Records excerpted from a collection:
---
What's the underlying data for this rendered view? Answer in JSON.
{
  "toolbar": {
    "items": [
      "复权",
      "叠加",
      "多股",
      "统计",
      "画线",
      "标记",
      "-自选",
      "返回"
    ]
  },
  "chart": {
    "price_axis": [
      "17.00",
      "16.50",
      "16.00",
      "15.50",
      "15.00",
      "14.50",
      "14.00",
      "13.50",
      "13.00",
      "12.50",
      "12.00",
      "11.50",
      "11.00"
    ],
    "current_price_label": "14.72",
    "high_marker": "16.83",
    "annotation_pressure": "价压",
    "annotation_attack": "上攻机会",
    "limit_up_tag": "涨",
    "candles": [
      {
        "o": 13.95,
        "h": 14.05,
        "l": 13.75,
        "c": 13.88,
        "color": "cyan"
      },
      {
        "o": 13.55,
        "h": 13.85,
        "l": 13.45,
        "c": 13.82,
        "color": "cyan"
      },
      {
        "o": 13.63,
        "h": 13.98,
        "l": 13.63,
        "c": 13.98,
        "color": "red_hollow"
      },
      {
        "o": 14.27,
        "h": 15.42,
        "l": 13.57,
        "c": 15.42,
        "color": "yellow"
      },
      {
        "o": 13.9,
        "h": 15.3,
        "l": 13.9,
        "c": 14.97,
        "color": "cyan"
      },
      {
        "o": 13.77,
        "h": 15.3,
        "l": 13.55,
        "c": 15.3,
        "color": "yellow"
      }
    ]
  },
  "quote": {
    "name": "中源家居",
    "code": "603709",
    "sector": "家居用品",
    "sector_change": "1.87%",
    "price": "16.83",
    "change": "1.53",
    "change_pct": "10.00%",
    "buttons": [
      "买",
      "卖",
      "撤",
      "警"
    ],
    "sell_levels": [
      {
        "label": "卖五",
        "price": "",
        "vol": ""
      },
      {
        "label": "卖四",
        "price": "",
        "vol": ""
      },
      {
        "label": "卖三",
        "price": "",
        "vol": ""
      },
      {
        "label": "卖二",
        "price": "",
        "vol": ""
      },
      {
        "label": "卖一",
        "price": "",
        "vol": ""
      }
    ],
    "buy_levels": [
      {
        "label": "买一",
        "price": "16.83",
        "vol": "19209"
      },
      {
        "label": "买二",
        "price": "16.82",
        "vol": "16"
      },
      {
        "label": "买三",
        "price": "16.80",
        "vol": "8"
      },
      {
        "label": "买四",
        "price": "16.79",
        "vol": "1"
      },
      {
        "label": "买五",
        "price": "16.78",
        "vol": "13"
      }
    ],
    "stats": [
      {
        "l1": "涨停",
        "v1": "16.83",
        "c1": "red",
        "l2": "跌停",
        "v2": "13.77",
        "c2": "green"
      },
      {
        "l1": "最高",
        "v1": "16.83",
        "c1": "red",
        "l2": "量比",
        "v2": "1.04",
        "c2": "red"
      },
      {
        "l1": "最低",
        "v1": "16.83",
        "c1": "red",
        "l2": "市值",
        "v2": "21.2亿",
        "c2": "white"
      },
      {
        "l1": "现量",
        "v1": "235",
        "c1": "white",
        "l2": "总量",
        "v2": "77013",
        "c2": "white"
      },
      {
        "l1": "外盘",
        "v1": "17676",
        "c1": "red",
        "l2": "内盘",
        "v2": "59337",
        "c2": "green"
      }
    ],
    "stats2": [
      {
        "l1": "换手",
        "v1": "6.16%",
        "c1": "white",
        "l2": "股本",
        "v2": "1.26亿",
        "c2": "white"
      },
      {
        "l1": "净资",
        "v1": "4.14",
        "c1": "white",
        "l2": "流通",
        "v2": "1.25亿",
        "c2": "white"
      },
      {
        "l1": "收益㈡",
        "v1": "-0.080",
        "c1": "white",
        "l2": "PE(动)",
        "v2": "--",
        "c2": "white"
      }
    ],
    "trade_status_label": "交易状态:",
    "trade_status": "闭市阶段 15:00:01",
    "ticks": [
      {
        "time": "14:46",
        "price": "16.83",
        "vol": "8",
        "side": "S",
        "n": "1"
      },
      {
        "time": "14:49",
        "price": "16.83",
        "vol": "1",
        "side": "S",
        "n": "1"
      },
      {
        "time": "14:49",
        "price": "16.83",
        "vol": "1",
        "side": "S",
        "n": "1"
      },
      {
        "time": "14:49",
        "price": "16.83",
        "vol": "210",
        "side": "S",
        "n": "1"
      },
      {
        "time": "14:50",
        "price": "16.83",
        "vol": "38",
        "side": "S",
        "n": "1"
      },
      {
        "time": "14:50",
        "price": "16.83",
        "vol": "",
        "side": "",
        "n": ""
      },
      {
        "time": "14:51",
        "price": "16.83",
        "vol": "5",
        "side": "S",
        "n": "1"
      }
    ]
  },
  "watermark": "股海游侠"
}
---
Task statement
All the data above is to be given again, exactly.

Exercise output
What's the underlying data for this rendered view? Answer in JSON.
{
  "toolbar": {
    "items": [
      "复权",
      "叠加",
      "多股",
      "统计",
      "画线",
      "标记",
      "-自选",
      "返回"
    ]
  },
  "chart": {
    "price_axis": [
      "17.00",
      "16.50",
      "16.00",
      "15.50",
      "15.00",
      "14.50",
      "14.00",
      "13.50",
      "13.00",
      "12.50",
      "12.00",
      "11.50",
      "11.00"
    ],
    "current_price_label": "14.72",
    "high_marker": "16.83",
    "annotation_pressure": "价压",
    "annotation_attack": "上攻机会",
    "limit_up_tag": "涨",
    "candles": [
      {
        "o": 13.95,
        "h": 14.05,
        "l": 13.75,
        "c": 13.88,
        "color": "cyan"
      },
      {
        "o": 13.55,
        "h": 13.85,
        "l": 13.45,
        "c": 13.82,
        "color": "cyan"
      },
      {
        "o": 13.63,
        "h": 13.98,
        "l": 13.63,
        "c": 13.98,
        "color": "red_hollow"
      },
      {
        "o": 14.27,
        "h": 15.42,
        "l": 13.57,
        "c": 15.42,
        "color": "yellow"
      },
      {
        "o": 13.9,
        "h": 15.3,
        "l": 13.9,
        "c": 14.97,
        "color": "cyan"
      },
      {
        "o": 13.77,
        "h": 15.3,
        "l": 13.55,
        "c": 15.3,
        "color": "yellow"
      }
    ]
  },
  "quote": {
    "name": "中源家居",
    "code": "603709",
    "sector": "家居用品",
    "sector_change": "1.87%",
    "price": "16.83",
    "change": "1.53",
    "change_pct": "10.00%",
    "buttons": [
      "买",
      "卖",
      "撤",
      "警"
    ],
    "sell_levels": [
      {
        "label": "卖五",
        "price": "",
        "vol": ""
      },
      {
        "label": "卖四",
        "price": "",
        "vol": ""
      },
      {
        "label": "卖三",
        "price": "",
        "vol": ""
      },
      {
        "label": "卖二",
        "price": "",
        "vol": ""
      },
      {
        "label": "卖一",
        "price": "",
        "vol": ""
      }
    ],
    "buy_levels": [
      {
        "label": "买一",
        "price": "16.83",
        "vol": "19209"
      },
      {
        "label": "买二",
        "price": "16.82",
        "vol": "16"
      },
      {
        "label": "买三",
        "price": "16.80",
        "vol": "8"
      },
      {
        "label": "买四",
        "price": "16.79",
        "vol": "1"
      },
      {
        "label": "买五",
        "price": "16.78",
        "vol": "13"
      }
    ],
    "stats": [
      {
        "l1": "涨停",
        "v1": "16.83",
        "c1": "red",
        "l2": "跌停",
        "v2": "13.77",
        "c2": "green"
      },
      {
        "l1": "最高",
        "v1": "16.83",
        "c1": "red",
        "l2": "量比",
        "v2": "1.04",
        "c2": "red"
      },
      {
        "l1": "最低",
        "v1": "16.83",
        "c1": "red",
        "l2": "市值",
        "v2": "21.2亿",
        "c2": "white"
      },
      {
        "l1": "现量",
        "v1": "235",
        "c1": "white",
        "l2": "总量",
        "v2": "77013",
        "c2": "white"
      },
      {
        "l1": "外盘",
        "v1": "17676",
        "c1": "red",
        "l2": "内盘",
        "v2": "59337",
        "c2": "green"
      }
    ],
    "stats2": [
      {
        "l1": "换手",
        "v1": "6.16%",
        "c1": "white",
        "l2": "股本",
        "v2": "1.26亿",
        "c2": "white"
      },
      {
        "l1": "净资",
        "v1": "4.14",
        "c1": "white",
        "l2": "流通",
        "v2": "1.25亿",
        "c2": "white"
      },
      {
        "l1": "收益㈡",
        "v1": "-0.080",
        "c1": "white",
        "l2": "PE(动)",
        "v2": "--",
        "c2": "white"
      }
    ],
    "trade_status_label": "交易状态:",
    "trade_status": "闭市阶段 15:00:01",
    "ticks": [
      {
        "time": "14:46",
        "price": "16.83",
        "vol": "8",
        "side": "S",
        "n": "1"
      },
      {
        "time": "14:49",
        "price": "16.83",
        "vol": "1",
        "side": "S",
        "n": "1"
      },
      {
        "time": "14:49",
        "price": "16.83",
        "vol": "1",
        "side": "S",
        "n": "1"
      },
      {
        "time": "14:49",
        "price": "16.83",
        "vol": "210",
        "side": "S",
        "n": "1"
      },
      {
        "time": "14:50",
        "price": "16.83",
        "vol": "38",
        "side": "S",
        "n": "1"
      },
      {
        "time": "14:50",
        "price": "16.83",
        "vol": "",
        "side": "",
        "n": ""
      },
      {
        "time": "14:51",
        "price": "16.83",
        "vol": "5",
        "side": "S",
        "n": "1"
      }
    ]
  },
  "watermark": "股海游侠"
}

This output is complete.